The facility was identified as the Lop County No. 4 Vocational Skills Education and Training Center in Xinjiang, where CBP says it has information that "reasonably indicates" the use of prison labor to make hair products.
The U.S. actions "violate the rules of worldwide trade, and disrupt global industrial, supply and value chains", said Wang Wenbin, foreign ministry spokesman, at a daily news conference in Beijing on Tuesday.
CBP did not identify any US companies that do business with the named entities.
US Customs and Border Protection (CBP) issued orders freezing imports from companies that produce cotton, clothing and computer parts in the Xinjiang region of northwestern China, where authorities have detained more than one million people in detention camps as part of the crackdown.
The U.S.is considering a broader ban on cotton and textiles and tomatoes from Xinjiang but the new orders are a more limited step.
CBP chief Mark Morgan said officials also hope businesses look at their own supply chains, and USA consumers take a closer look at what they're buying so they can bring their own pressure to bear on China."We can use our economic power to tell businesses we will not stand by", Mr. Morgan said.
Johnson accuses EU of plotting food 'blockade' on UK
It's not about if we implement the Withdrawal Agreement and the Northern Irish protocol, it's how we implement it, he said. Johnson has said Britain will walk away if there is no agreement by October 15.
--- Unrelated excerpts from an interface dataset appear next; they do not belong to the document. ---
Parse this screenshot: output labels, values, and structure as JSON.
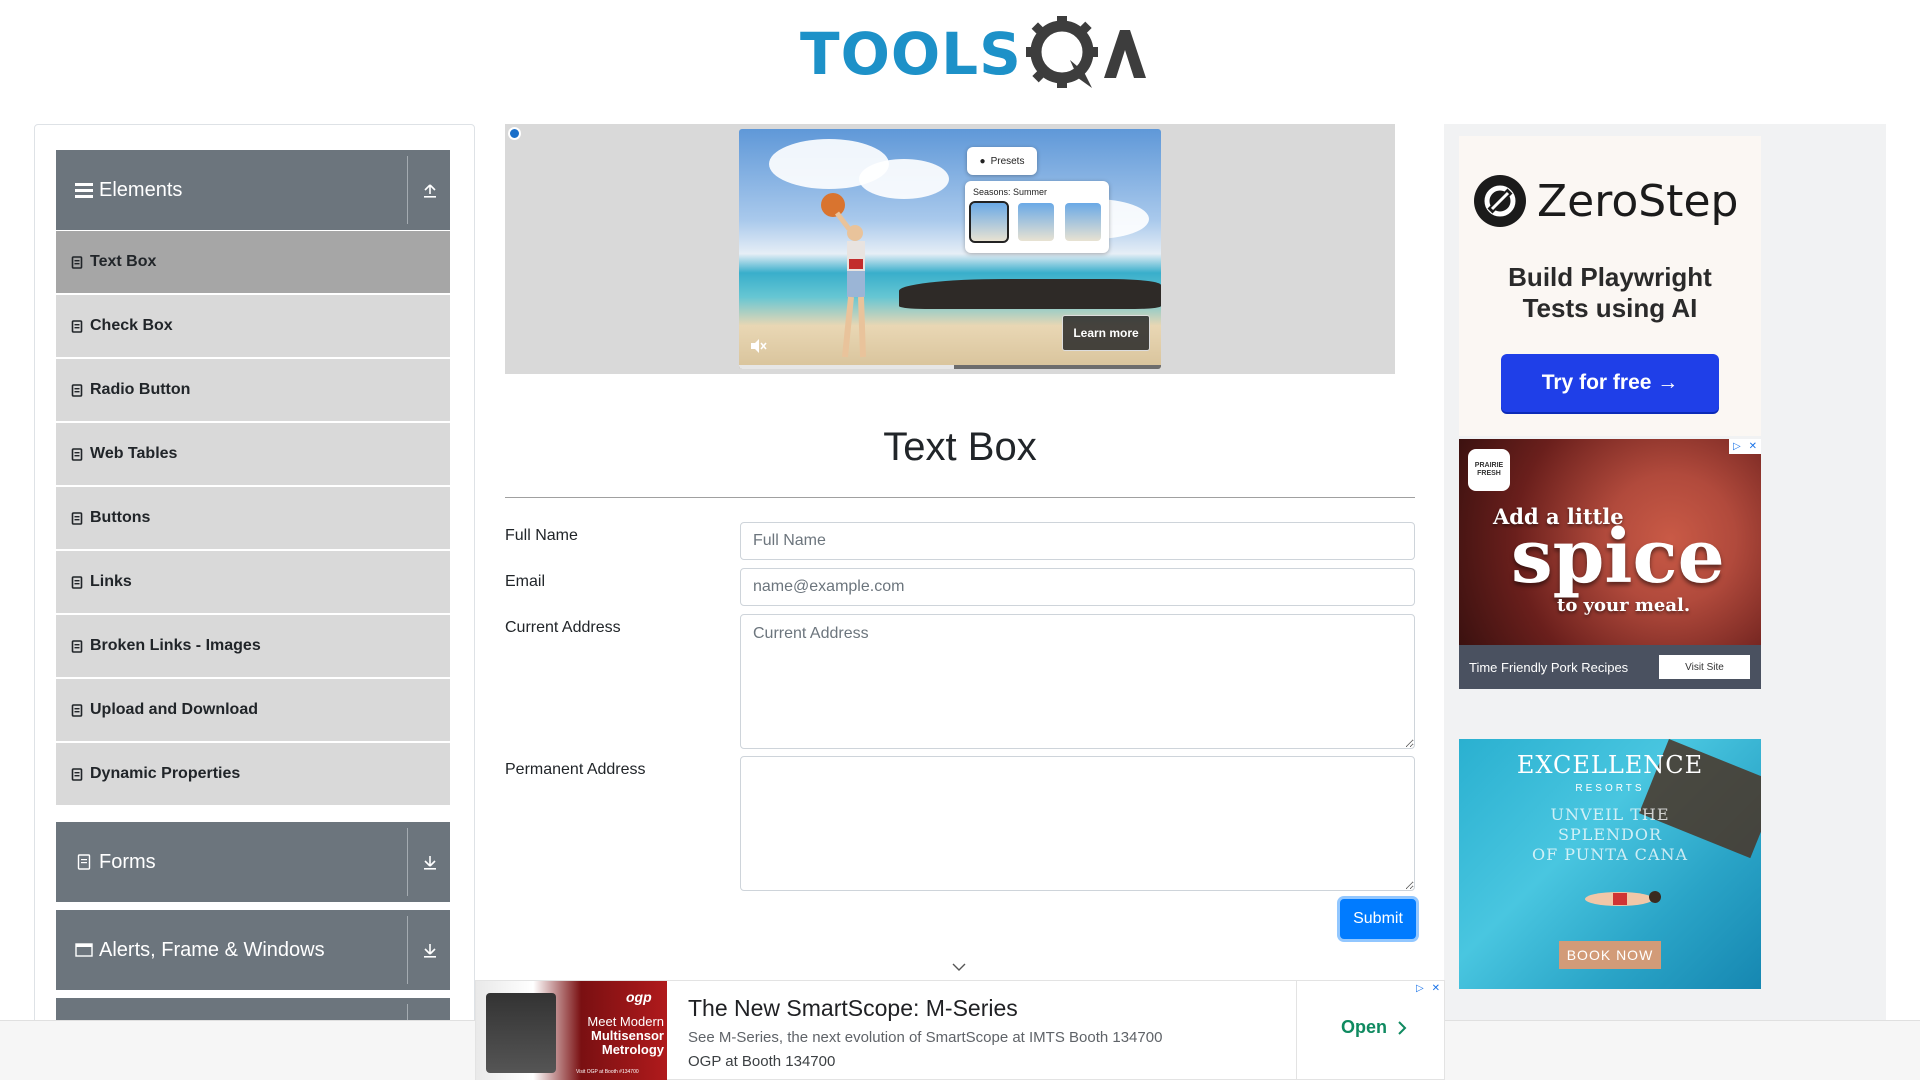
{
  "header": {
    "logo_text": "TOOLSQA"
  },
  "sidebar": {
    "groups": [
      {
        "title": "Elements",
        "icon": "hamburger-icon",
        "expanded": true,
        "arrow": "collapse-arrow-icon"
      },
      {
        "title": "Forms",
        "icon": "file-icon",
        "expanded": false,
        "arrow": "expand-arrow-icon"
      },
      {
        "title": "Alerts, Frame & Windows",
        "icon": "window-icon",
        "expanded": false,
        "arrow": "expand-arrow-icon"
      }
    ],
    "items": [
      {
        "label": "Text Box",
        "active": true
      },
      {
        "label": "Check Box",
        "active": false
      },
      {
        "label": "Radio Button",
        "active": false
      },
      {
        "label": "Web Tables",
        "active": false
      },
      {
        "label": "Buttons",
        "active": false
      },
      {
        "label": "Links",
        "active": false
      },
      {
        "label": "Broken Links - Images",
        "active": false
      },
      {
        "label": "Upload and Download",
        "active": false
      },
      {
        "label": "Dynamic Properties",
        "active": false
      }
    ]
  },
  "video_ad": {
    "presets_label": "Presets",
    "seasons_label": "Seasons: Summer",
    "learn_more": "Learn more",
    "progress": 0.51
  },
  "main": {
    "title": "Text Box",
    "fields": [
      {
        "label": "Full Name",
        "placeholder": "Full Name",
        "value": ""
      },
      {
        "label": "Email",
        "placeholder": "name@example.com",
        "value": ""
      },
      {
        "label": "Current Address",
        "placeholder": "Current Address",
        "value": ""
      },
      {
        "label": "Permanent Address",
        "placeholder": "",
        "value": ""
      }
    ],
    "submit_label": "Submit"
  },
  "right_ads": {
    "zerostep": {
      "brand": "ZeroStep",
      "tagline_1": "Build Playwright",
      "tagline_2": "Tests using AI",
      "cta": "Try for free →",
      "accent": "#1f3fe8"
    },
    "pork": {
      "badge": "PRAIRIE FRESH",
      "line_1": "Add a little",
      "line_2": "spice",
      "line_3": "to your meal.",
      "caption": "Time Friendly Pork Recipes",
      "cta": "Visit Site"
    },
    "excellence": {
      "brand": "EXCELLENCE",
      "sub": "RESORTS",
      "tagline_1": "UNVEIL THE SPLENDOR",
      "tagline_2": "OF PUNTA CANA",
      "cta": "BOOK NOW"
    }
  },
  "bottom_ad": {
    "image_brand": "ogp",
    "image_line_1": "Meet Modern",
    "image_line_2": "Multisensor",
    "image_line_3": "Metrology",
    "image_sub": "Visit OGP at Booth #134700",
    "title": "The New SmartScope: M-Series",
    "description": "See M-Series, the next evolution of SmartScope at IMTS Booth 134700",
    "advertiser": "OGP at Booth 134700",
    "cta": "Open"
  }
}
China also had agreed to buy increased quantities of US cotton under the countries' Phase 1 trade deal, which could be put at risk by a USA ban on imports from China's dominant cotton-producing region.
"We are gathering more evidence there but also just doing a more thorough legal analysis to make sure we can withstand any legal assault once we proceed with it", he said in a conference call with reporters. All WROs are publicly available and listed by country on CBP's Forced Labor Withhold Release Orders and Findings webpage.
Axios reports banned imports from Xinjiang include cotton, apparel, hair products, computer parts, and other goods.
Neither Xinjiang Junggar nor Baoding LYSZD were aware of the orders when asked on Tuesday.
The new WROs join a handful released over the previous year, and mark a major escalation of Trump administration efforts to punish Beijing for its treatment of the mostly Muslim Uighurs, whom the US believes are forced into working in plants and factories. Lacoste said it had halted shipments from that factory after those allegations, media reported.
There is plenty of room for cynicism about US motives, particularly given the disdain toward Muslim populations within the Trump administration itself and the convenient geopolitics of highlighting China's abuses, while very much turning a blind eye to, say, Saudi Arabia's.
The WROs prevent goods from being imported into the USA when there are accusations of forced labour.